#### Problem to work on
Starting at the first entry below, repeat all the data word for word and drop the pictures.

----------

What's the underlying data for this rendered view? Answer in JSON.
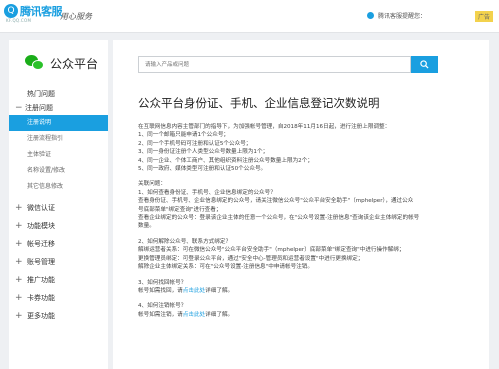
{
  "header": {
    "logo_mark": "Q",
    "logo_text": "腾讯客服",
    "logo_sub": "KF.QQ.COM",
    "slogan": "用心服务",
    "notice": "腾讯客服提醒您：",
    "ad_label": "广告"
  },
  "sidebar": {
    "title": "公众平台",
    "hot": "热门问题",
    "register_group": "注册问题",
    "register_items": [
      "注册说明",
      "注册流程指引",
      "主体验证",
      "名称设置/修改",
      "其它信息修改"
    ],
    "groups": [
      "微信认证",
      "功能模块",
      "帐号迁移",
      "账号管理",
      "推广功能",
      "卡券功能",
      "更多功能"
    ]
  },
  "search": {
    "placeholder": "请输入产品或问题"
  },
  "article": {
    "title": "公众平台身份证、手机、企业信息登记次数说明",
    "intro": [
      "在互联网信息内容主管部门的指导下，为加强帐号管理，自2018年11月16日起，进行注册上限调整：",
      "1、同一个邮箱只能申请1个公众号；",
      "2、同一个手机号码可注册和认证5个公众号；",
      "3、同一身份证注册个人类型公众号数量上限为1个；",
      "4、同一企业、个体工商户、其他组织资料注册公众号数量上限为2个；",
      "5、同一政府、媒体类型可注册和认证50个公众号。"
    ],
    "related_title": "关联问题：",
    "q1": "1、如何查看身份证、手机号、企业信息绑定的公众号？",
    "q1_lines": [
      "查看身份证、手机号、企业信息绑定的公众号，请关注微信公众号\"公众平台安全助手\"（mphelper），通过公众",
      "号底部菜单\"绑定查询\"进行查看；",
      "查看企业绑定的公众号：登录该企业主体的任意一个公众号，在\"公众号设置-注册信息\"查询该企业主体绑定的帐号",
      "数量。"
    ],
    "q2": "2、如何解除公众号、联系方式绑定？",
    "q2_lines": [
      "解绑运营者关系：可在微信公众号\"公众平台安全助手\"（mphelper）底部菜单\"绑定查询\"中进行操作解绑；",
      "更换管理员绑定：可登录公众平台，通过\"安全中心-管理员和运营者设置\"中进行更换绑定；",
      "解除企业主体绑定关系：可在\"公众号设置-注册信息\"中申请帐号注销。"
    ],
    "q3": "3、如何找回帐号？",
    "q3_pre": "帐号如需找回，请",
    "q3_link": "点击此处",
    "q3_post": "详细了解。",
    "q4": "4、如何注销帐号？",
    "q4_pre": "帐号如需注销，请",
    "q4_link": "点击此处",
    "q4_post": "详细了解。"
  },
  "colors": {
    "accent": "#1a9fe0",
    "wechat_green": "#1aad19"
  }
}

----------

#### Exercise answer
What's the underlying data for this rendered view? Answer in JSON.
{
  "header": {
    "logo_mark": "Q",
    "logo_text": "腾讯客服",
    "logo_sub": "KF.QQ.COM",
    "slogan": "用心服务",
    "notice": "腾讯客服提醒您：",
    "ad_label": "广告"
  },
  "sidebar": {
    "title": "公众平台",
    "hot": "热门问题",
    "register_group": "注册问题",
    "register_items": [
      "注册说明",
      "注册流程指引",
      "主体验证",
      "名称设置/修改",
      "其它信息修改"
    ],
    "groups": [
      "微信认证",
      "功能模块",
      "帐号迁移",
      "账号管理",
      "推广功能",
      "卡券功能",
      "更多功能"
    ]
  },
  "search": {
    "placeholder": "请输入产品或问题"
  },
  "article": {
    "title": "公众平台身份证、手机、企业信息登记次数说明",
    "intro": [
      "在互联网信息内容主管部门的指导下，为加强帐号管理，自2018年11月16日起，进行注册上限调整：",
      "1、同一个邮箱只能申请1个公众号；",
      "2、同一个手机号码可注册和认证5个公众号；",
      "3、同一身份证注册个人类型公众号数量上限为1个；",
      "4、同一企业、个体工商户、其他组织资料注册公众号数量上限为2个；",
      "5、同一政府、媒体类型可注册和认证50个公众号。"
    ],
    "related_title": "关联问题：",
    "q1": "1、如何查看身份证、手机号、企业信息绑定的公众号？",
    "q1_lines": [
      "查看身份证、手机号、企业信息绑定的公众号，请关注微信公众号\"公众平台安全助手\"（mphelper），通过公众",
      "号底部菜单\"绑定查询\"进行查看；",
      "查看企业绑定的公众号：登录该企业主体的任意一个公众号，在\"公众号设置-注册信息\"查询该企业主体绑定的帐号",
      "数量。"
    ],
    "q2": "2、如何解除公众号、联系方式绑定？",
    "q2_lines": [
      "解绑运营者关系：可在微信公众号\"公众平台安全助手\"（mphelper）底部菜单\"绑定查询\"中进行操作解绑；",
      "更换管理员绑定：可登录公众平台，通过\"安全中心-管理员和运营者设置\"中进行更换绑定；",
      "解除企业主体绑定关系：可在\"公众号设置-注册信息\"中申请帐号注销。"
    ],
    "q3": "3、如何找回帐号？",
    "q3_pre": "帐号如需找回，请",
    "q3_link": "点击此处",
    "q3_post": "详细了解。",
    "q4": "4、如何注销帐号？",
    "q4_pre": "帐号如需注销，请",
    "q4_link": "点击此处",
    "q4_post": "详细了解。"
  },
  "colors": {
    "accent": "#1a9fe0",
    "wechat_green": "#1aad19"
  }
}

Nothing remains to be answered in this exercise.